[EXTRACTED MATERIAL — start]

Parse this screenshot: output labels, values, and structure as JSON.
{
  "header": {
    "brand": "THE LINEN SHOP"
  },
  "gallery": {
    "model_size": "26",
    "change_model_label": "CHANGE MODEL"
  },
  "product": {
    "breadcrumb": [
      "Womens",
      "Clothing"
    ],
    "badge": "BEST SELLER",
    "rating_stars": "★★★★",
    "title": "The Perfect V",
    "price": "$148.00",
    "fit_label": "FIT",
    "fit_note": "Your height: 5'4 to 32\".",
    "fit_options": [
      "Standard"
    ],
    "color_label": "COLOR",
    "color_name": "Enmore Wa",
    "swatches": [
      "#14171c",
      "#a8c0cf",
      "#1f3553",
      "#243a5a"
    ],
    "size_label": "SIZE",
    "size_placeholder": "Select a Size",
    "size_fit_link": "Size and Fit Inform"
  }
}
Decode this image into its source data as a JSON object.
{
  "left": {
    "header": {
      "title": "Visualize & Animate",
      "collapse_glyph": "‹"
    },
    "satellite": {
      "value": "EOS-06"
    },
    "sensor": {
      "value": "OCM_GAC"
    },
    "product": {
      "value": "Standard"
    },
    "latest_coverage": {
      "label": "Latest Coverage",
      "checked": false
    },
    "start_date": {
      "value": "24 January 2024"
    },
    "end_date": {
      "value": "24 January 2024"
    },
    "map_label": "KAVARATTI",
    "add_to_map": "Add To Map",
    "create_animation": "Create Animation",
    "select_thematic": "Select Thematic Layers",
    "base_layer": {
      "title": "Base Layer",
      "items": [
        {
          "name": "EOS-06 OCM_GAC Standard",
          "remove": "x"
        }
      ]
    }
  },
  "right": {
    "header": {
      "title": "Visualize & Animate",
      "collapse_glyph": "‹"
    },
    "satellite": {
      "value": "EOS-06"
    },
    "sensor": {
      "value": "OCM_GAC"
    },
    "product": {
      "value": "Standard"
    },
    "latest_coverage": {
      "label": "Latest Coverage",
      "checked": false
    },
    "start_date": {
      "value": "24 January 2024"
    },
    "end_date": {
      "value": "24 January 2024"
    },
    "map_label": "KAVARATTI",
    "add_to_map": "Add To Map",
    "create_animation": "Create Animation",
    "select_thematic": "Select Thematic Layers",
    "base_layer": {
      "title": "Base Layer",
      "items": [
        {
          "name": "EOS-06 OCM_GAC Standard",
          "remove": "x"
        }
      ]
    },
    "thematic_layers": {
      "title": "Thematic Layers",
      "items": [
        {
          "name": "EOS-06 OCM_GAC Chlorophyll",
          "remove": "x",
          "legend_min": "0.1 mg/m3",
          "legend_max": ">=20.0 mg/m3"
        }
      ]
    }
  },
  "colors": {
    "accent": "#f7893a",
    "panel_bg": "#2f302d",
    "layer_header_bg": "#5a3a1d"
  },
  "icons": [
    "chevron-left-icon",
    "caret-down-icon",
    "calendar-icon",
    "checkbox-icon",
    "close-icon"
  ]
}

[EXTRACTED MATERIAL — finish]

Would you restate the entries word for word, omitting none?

## TASK RESPONSE:
Parse this screenshot: output labels, values, and structure as JSON.
{
  "header": {
    "brand": "THE LINEN SHOP"
  },
  "gallery": {
    "model_size": "26",
    "change_model_label": "CHANGE MODEL"
  },
  "product": {
    "breadcrumb": [
      "Womens",
      "Clothing"
    ],
    "badge": "BEST SELLER",
    "rating_stars": "★★★★",
    "title": "The Perfect V",
    "price": "$148.00",
    "fit_label": "FIT",
    "fit_note": "Your height: 5'4 to 32\".",
    "fit_options": [
      "Standard"
    ],
    "color_label": "COLOR",
    "color_name": "Enmore Wa",
    "swatches": [
      "#14171c",
      "#a8c0cf",
      "#1f3553",
      "#243a5a"
    ],
    "size_label": "SIZE",
    "size_placeholder": "Select a Size",
    "size_fit_link": "Size and Fit Inform"
  }
}
Decode this image into its source data as a JSON object.
{
  "left": {
    "header": {
      "title": "Visualize & Animate",
      "collapse_glyph": "‹"
    },
    "satellite": {
      "value": "EOS-06"
    },
    "sensor": {
      "value": "OCM_GAC"
    },
    "product": {
      "value": "Standard"
    },
    "latest_coverage": {
      "label": "Latest Coverage",
      "checked": false
    },
    "start_date": {
      "value": "24 January 2024"
    },
    "end_date": {
      "value": "24 January 2024"
    },
    "map_label": "KAVARATTI",
    "add_to_map": "Add To Map",
    "create_animation": "Create Animation",
    "select_thematic": "Select Thematic Layers",
    "base_layer": {
      "title": "Base Layer",
      "items": [
        {
          "name": "EOS-06 OCM_GAC Standard",
          "remove": "x"
        }
      ]
    }
  },
  "right": {
    "header": {
      "title": "Visualize & Animate",
      "collapse_glyph": "‹"
    },
    "satellite": {
      "value": "EOS-06"
    },
    "sensor": {
      "value": "OCM_GAC"
    },
    "product": {
      "value": "Standard"
    },
    "latest_coverage": {
      "label": "Latest Coverage",
      "checked": false
    },
    "start_date": {
      "value": "24 January 2024"
    },
    "end_date": {
      "value": "24 January 2024"
    },
    "map_label": "KAVARATTI",
    "add_to_map": "Add To Map",
    "create_animation": "Create Animation",
    "select_thematic": "Select Thematic Layers",
    "base_layer": {
      "title": "Base Layer",
      "items": [
        {
          "name": "EOS-06 OCM_GAC Standard",
          "remove": "x"
        }
      ]
    },
    "thematic_layers": {
      "title": "Thematic Layers",
      "items": [
        {
          "name": "EOS-06 OCM_GAC Chlorophyll",
          "remove": "x",
          "legend_min": "0.1 mg/m3",
          "legend_max": ">=20.0 mg/m3"
        }
      ]
    }
  },
  "colors": {
    "accent": "#f7893a",
    "panel_bg": "#2f302d",
    "layer_header_bg": "#5a3a1d"
  },
  "icons": [
    "chevron-left-icon",
    "caret-down-icon",
    "calendar-icon",
    "checkbox-icon",
    "close-icon"
  ]
}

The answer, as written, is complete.